It is nothing short of exhilarating, in fact, to belt out a jazzed-up version of “Am Yisrael Chai” and an array of Israeli hits at the Celebrate Israel parade, held this past Sunday on a steamy sunny day in Manhattan.
The parade is really one of the few events in the Jewish community that bring together Jews of all stripes, representing synagogues, Jewish day schools, federations and Israeli organizations such as Tzofim (Israel Scouts), Leket Israel (the national food bank), and the Jewish Agency for Israel.
So it was with much dismay that I read Ha’aretz veteran journalist Chemi Shalev’s take on the parade, “Orthodox Jews dominate joyous Israel Parade in New York,” in the June 3 on-line edition. Shalev writes that if the parade had taken place in Israel, “it would have been taken automatically as a pro-settler march or as a demonstration organized by the religious Zionist Habayit Hayehudi party.”
He also notes that “the clear majority of the marchers belonged to Orthodox schools and yeshivas, sported kippot for males and modest dress for females, and separated boys from girls. A not-insignificant number of delegations also sported orange shirts, the color associated with the settler protests against the Gaza disengagement.”
Really? Our own school, Ben Porat Yosef, a modern Orthodox co-ed yeshiva in Paramus, NJ, sported orange T-shirts this year, and I can assure you it was not a political protest of any kind. The students, all in seventh grade and younger, had no whiff of any controversy — aside from the natural confusion some experienced when seeing visibly religious Jews, members of the anti-Zionist Neturei Karta, stage their own protest supporting a Palestinian state in the entire land of Israel. While I can’t speak for other Orthodox schools — and yes, there were many of them — at ours, the students were neither separated by gender nor told to wear excessively modest clothes — although the boys did have to wear long pants.

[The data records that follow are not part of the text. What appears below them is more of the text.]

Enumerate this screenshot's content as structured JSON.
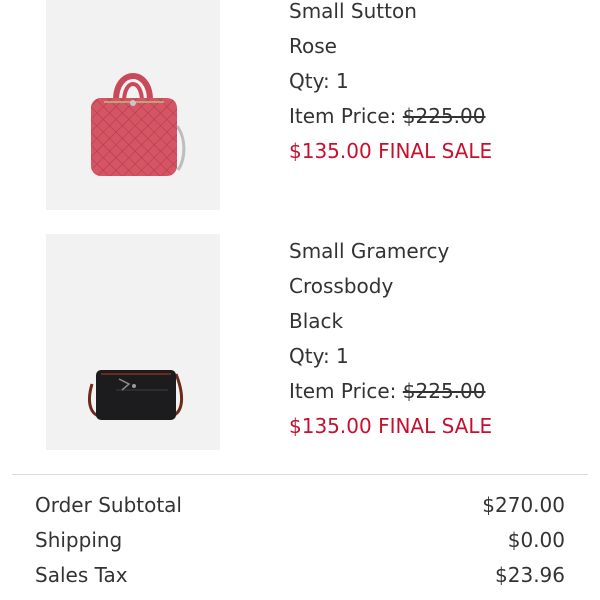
{
  "cart": {
    "items": [
      {
        "name": "Small Sutton",
        "color": "Rose",
        "qty": "Qty: 1",
        "price_label": "Item Price:",
        "original_price": "$225.00",
        "sale_price": "$135.00 FINAL SALE",
        "thumb_colors": {
          "bag": "#d65564",
          "trim": "#e07a85",
          "hardware": "#c8c8c8"
        }
      },
      {
        "name_line1": "Small Gramercy",
        "name_line2": "Crossbody",
        "color": "Black",
        "qty": "Qty: 1",
        "price_label": "Item Price:",
        "original_price": "$225.00",
        "sale_price": "$135.00 FINAL SALE",
        "thumb_colors": {
          "bag": "#1c1c1e",
          "strap": "#6b2a1a"
        }
      }
    ]
  },
  "summary": {
    "subtotal_label": "Order Subtotal",
    "subtotal_value": "$270.00",
    "shipping_label": "Shipping",
    "shipping_value": "$0.00",
    "tax_label": "Sales Tax",
    "tax_value": "$23.96"
  },
  "colors": {
    "sale": "#c8102e",
    "text": "#333333",
    "divider": "#dcdcdc",
    "thumb_bg": "#f2f2f2"
  }
}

Shalev also writes that despite the parade’s ban on political demonstrations, “many of the Orthodox schools sported maps of Israel without the 1967 lines, shouted slogans in favor of one Jerusalem and ‘the holy city of Hebron’ and participated in a political post-parade concert in Central Park.”
I didn’t study each school’s shirts, but many appeared to keep with the parade’s theme of “Picture Israel; The Art & the Craft,” highlighting the diversity of the land, people, and accomplishments. Did some have maps of “greater Israel”? Undoubtedly, but one can argue that it is just as political to sport a map with the pre-1967 lines, implying that those are the final borders and denying the reality that Israel does in fact maintain control over a great swath of land over the Green Line. And how many Israelis would argue in favor of a divided Jerusalem or disregard the holiness of the patriarchs’ burial sites in Hebron? As for the post-parade concert, which has been held for years in Central Park, that is an entirely optional event — one that I personally have no interest in.
As I gazed onto the crowds of spectators lined up this year, I did not look at them and classify them according to their denominational affiliations — I just saw thousands of Jews expressing their love and support for Israel. And when I saw a little girl waving at us with excitement, I happily waved back without notice of how she was dressed or how religious her family appeared.
Isn’t that the essence of the parade — that we are all one people united by a common love for our homeland?